WORK TO BE COMPLETED: Every line below must be copied as written, except for pictures.

DATASET ENTRIES:

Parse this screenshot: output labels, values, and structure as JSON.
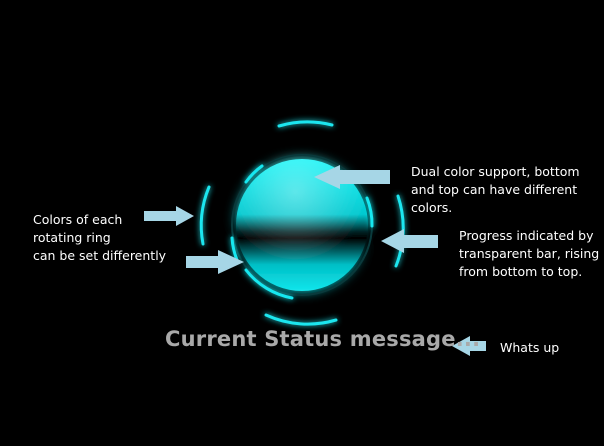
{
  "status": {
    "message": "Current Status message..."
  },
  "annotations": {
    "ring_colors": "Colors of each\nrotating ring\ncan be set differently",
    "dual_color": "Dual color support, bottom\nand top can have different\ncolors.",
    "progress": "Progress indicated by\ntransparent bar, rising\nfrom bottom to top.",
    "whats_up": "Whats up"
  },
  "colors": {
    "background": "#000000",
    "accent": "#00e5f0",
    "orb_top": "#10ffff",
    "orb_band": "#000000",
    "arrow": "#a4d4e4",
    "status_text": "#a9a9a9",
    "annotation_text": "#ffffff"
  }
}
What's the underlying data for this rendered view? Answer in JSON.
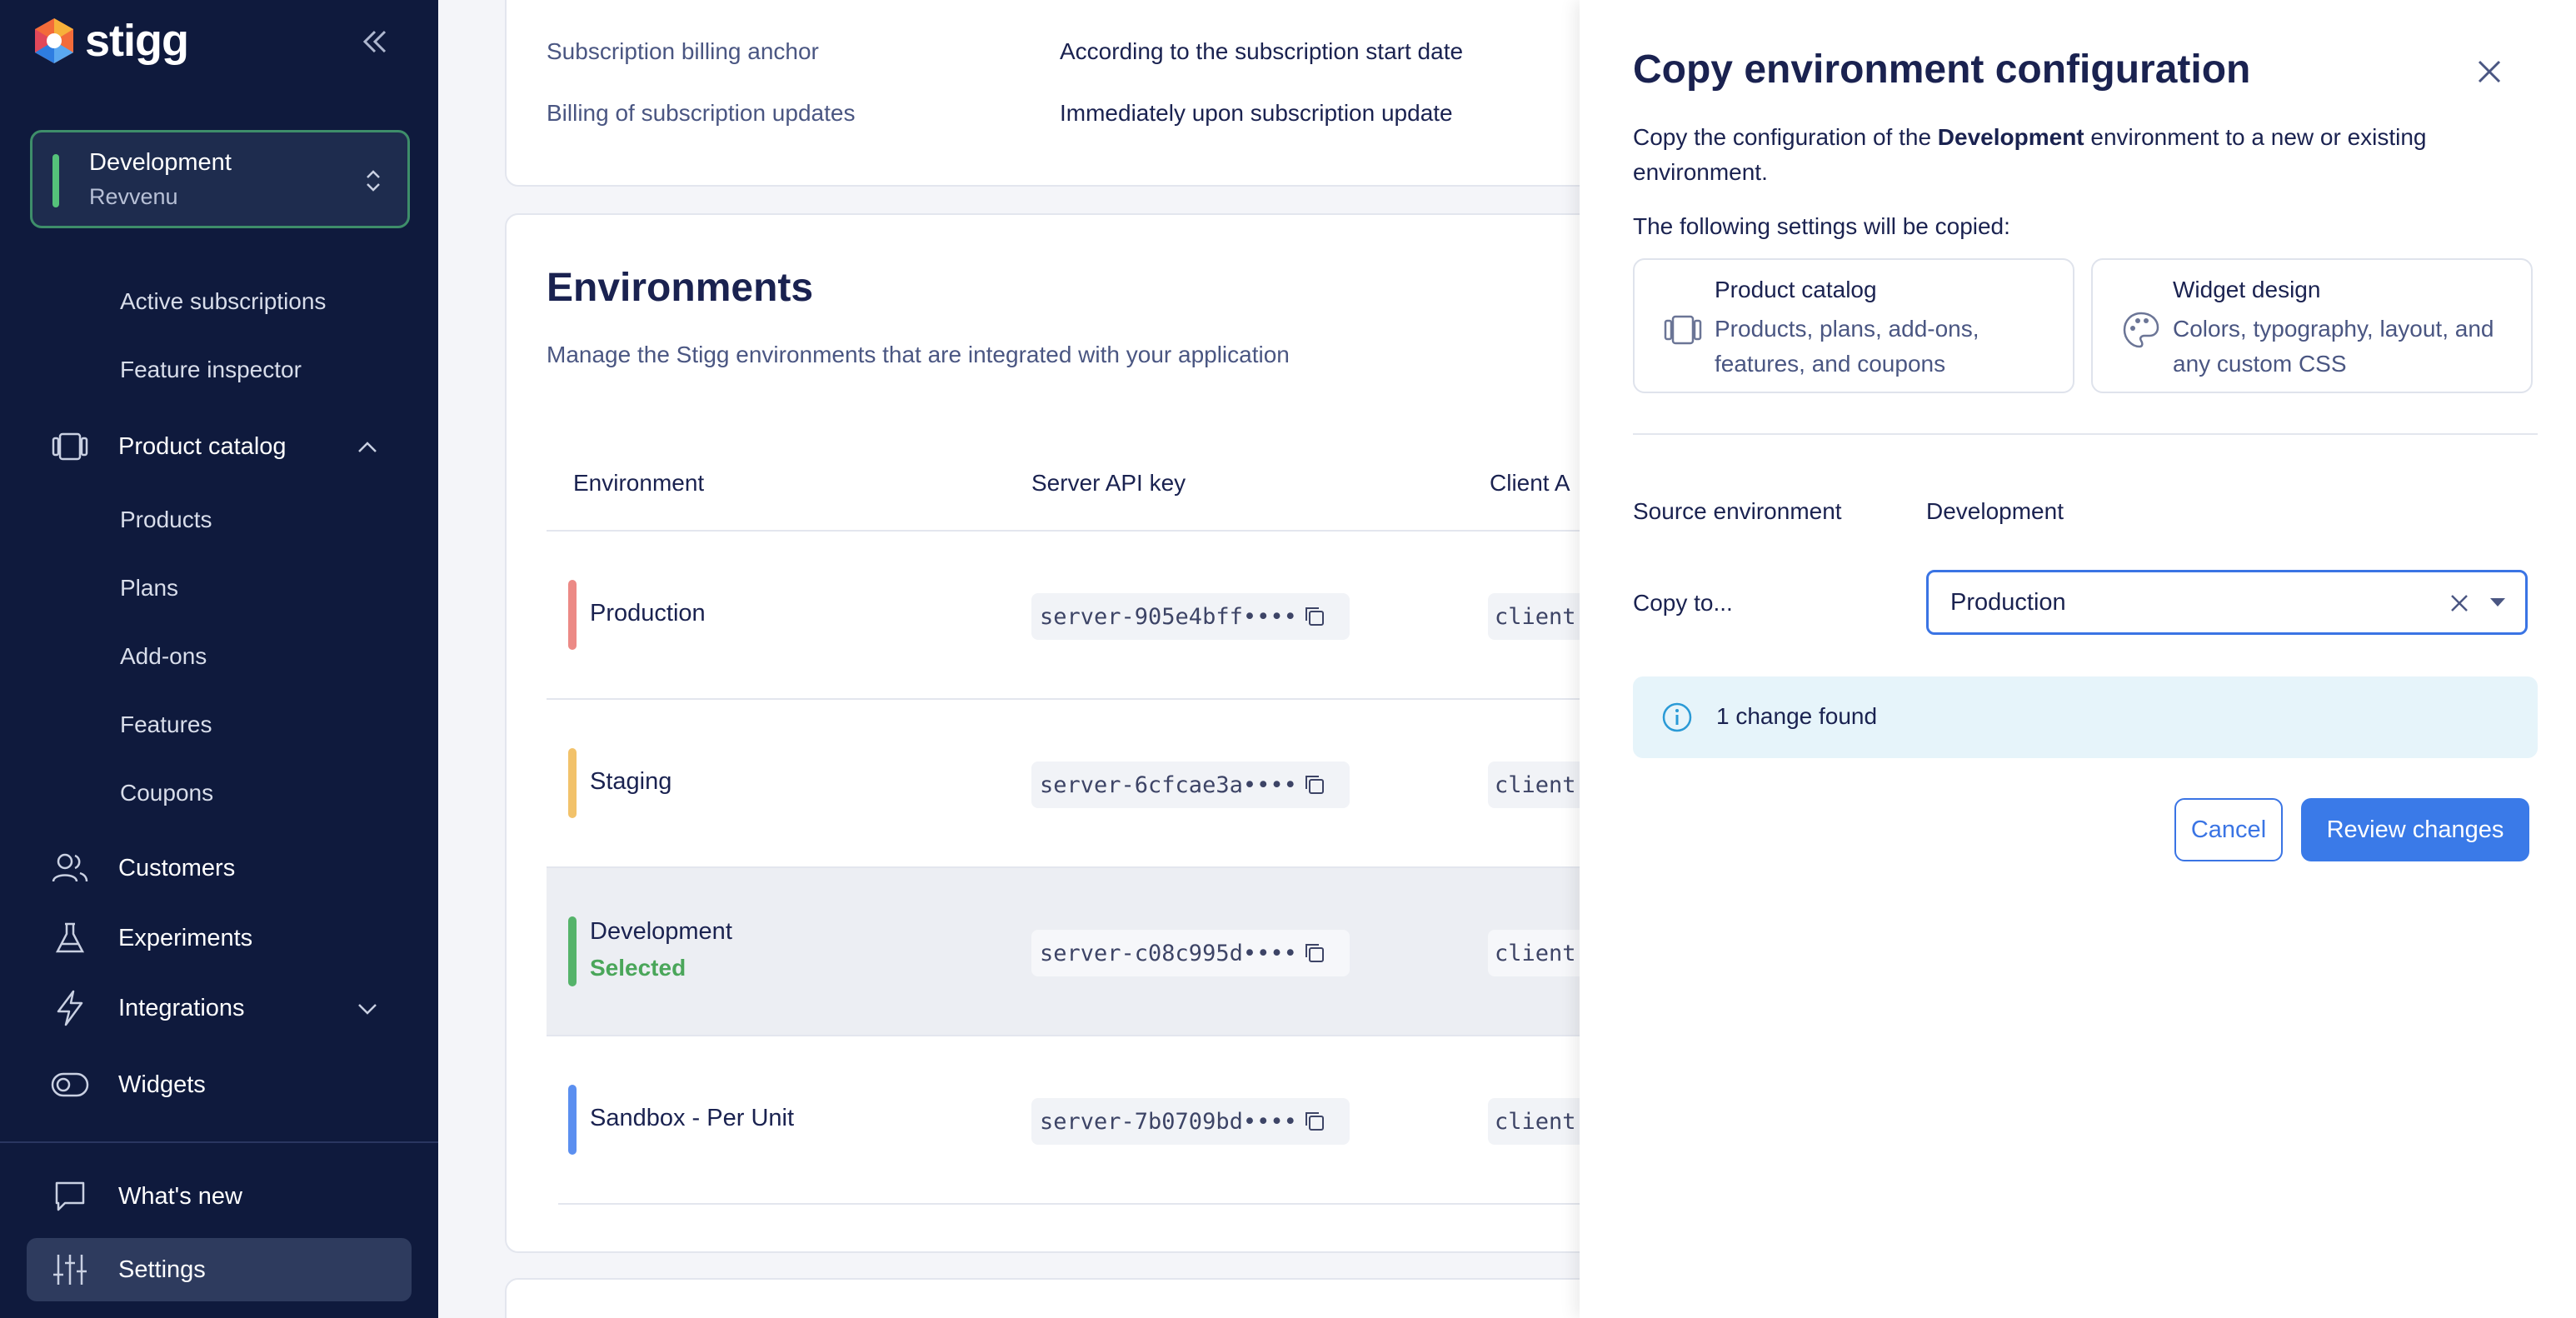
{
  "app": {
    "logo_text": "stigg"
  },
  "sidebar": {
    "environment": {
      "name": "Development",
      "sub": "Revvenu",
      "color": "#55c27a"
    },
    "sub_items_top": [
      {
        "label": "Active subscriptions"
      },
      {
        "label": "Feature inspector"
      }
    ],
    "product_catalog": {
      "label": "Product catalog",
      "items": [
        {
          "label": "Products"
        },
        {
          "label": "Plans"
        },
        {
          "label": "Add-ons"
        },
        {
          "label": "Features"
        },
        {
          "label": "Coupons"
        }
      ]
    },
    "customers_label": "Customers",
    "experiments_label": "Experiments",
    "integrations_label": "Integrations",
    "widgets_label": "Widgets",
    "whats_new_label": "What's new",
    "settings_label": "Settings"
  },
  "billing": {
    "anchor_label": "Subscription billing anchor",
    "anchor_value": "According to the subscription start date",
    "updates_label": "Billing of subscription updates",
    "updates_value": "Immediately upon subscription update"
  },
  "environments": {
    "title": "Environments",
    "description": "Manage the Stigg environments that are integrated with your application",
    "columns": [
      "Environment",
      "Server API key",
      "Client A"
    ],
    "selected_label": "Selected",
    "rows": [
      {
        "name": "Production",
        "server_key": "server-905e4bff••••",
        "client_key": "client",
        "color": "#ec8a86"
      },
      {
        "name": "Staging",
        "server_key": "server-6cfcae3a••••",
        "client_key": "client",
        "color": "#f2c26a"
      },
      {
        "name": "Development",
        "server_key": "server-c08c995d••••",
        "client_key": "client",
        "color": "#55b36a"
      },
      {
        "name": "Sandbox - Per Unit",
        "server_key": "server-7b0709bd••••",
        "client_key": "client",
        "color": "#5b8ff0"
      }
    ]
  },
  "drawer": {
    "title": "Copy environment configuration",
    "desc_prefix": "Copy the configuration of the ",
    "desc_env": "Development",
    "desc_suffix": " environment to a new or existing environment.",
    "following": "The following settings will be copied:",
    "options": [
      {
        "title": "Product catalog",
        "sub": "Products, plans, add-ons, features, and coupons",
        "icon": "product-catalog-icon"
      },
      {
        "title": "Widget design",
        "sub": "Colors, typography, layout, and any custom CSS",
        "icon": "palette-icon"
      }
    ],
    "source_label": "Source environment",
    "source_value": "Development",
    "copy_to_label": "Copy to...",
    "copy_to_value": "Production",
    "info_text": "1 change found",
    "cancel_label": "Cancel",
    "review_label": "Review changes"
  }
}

TASK SOLUTION:
Parse this screenshot: output labels, values, and structure as JSON.
{
  "status": {
    "message": "Current Status message..."
  },
  "annotations": {
    "ring_colors": "Colors of each\nrotating ring\ncan be set differently",
    "dual_color": "Dual color support, bottom\nand top can have different\ncolors.",
    "progress": "Progress indicated by\ntransparent bar, rising\nfrom bottom to top.",
    "whats_up": "Whats up"
  },
  "colors": {
    "background": "#000000",
    "accent": "#00e5f0",
    "orb_top": "#10ffff",
    "orb_band": "#000000",
    "arrow": "#a4d4e4",
    "status_text": "#a9a9a9",
    "annotation_text": "#ffffff"
  }
}
What's the underlying data for this rendered view? Answer in JSON.
{
  "app": {
    "logo_text": "stigg"
  },
  "sidebar": {
    "environment": {
      "name": "Development",
      "sub": "Revvenu",
      "color": "#55c27a"
    },
    "sub_items_top": [
      {
        "label": "Active subscriptions"
      },
      {
        "label": "Feature inspector"
      }
    ],
    "product_catalog": {
      "label": "Product catalog",
      "items": [
        {
          "label": "Products"
        },
        {
          "label": "Plans"
        },
        {
          "label": "Add-ons"
        },
        {
          "label": "Features"
        },
        {
          "label": "Coupons"
        }
      ]
    },
    "customers_label": "Customers",
    "experiments_label": "Experiments",
    "integrations_label": "Integrations",
    "widgets_label": "Widgets",
    "whats_new_label": "What's new",
    "settings_label": "Settings"
  },
  "billing": {
    "anchor_label": "Subscription billing anchor",
    "anchor_value": "According to the subscription start date",
    "updates_label": "Billing of subscription updates",
    "updates_value": "Immediately upon subscription update"
  },
  "environments": {
    "title": "Environments",
    "description": "Manage the Stigg environments that are integrated with your application",
    "columns": [
      "Environment",
      "Server API key",
      "Client A"
    ],
    "selected_label": "Selected",
    "rows": [
      {
        "name": "Production",
        "server_key": "server-905e4bff••••",
        "client_key": "client",
        "color": "#ec8a86"
      },
      {
        "name": "Staging",
        "server_key": "server-6cfcae3a••••",
        "client_key": "client",
        "color": "#f2c26a"
      },
      {
        "name": "Development",
        "server_key": "server-c08c995d••••",
        "client_key": "client",
        "color": "#55b36a"
      },
      {
        "name": "Sandbox - Per Unit",
        "server_key": "server-7b0709bd••••",
        "client_key": "client",
        "color": "#5b8ff0"
      }
    ]
  },
  "drawer": {
    "title": "Copy environment configuration",
    "desc_prefix": "Copy the configuration of the ",
    "desc_env": "Development",
    "desc_suffix": " environment to a new or existing environment.",
    "following": "The following settings will be copied:",
    "options": [
      {
        "title": "Product catalog",
        "sub": "Products, plans, add-ons, features, and coupons",
        "icon": "product-catalog-icon"
      },
      {
        "title": "Widget design",
        "sub": "Colors, typography, layout, and any custom CSS",
        "icon": "palette-icon"
      }
    ],
    "source_label": "Source environment",
    "source_value": "Development",
    "copy_to_label": "Copy to...",
    "copy_to_value": "Production",
    "info_text": "1 change found",
    "cancel_label": "Cancel",
    "review_label": "Review changes"
  }
}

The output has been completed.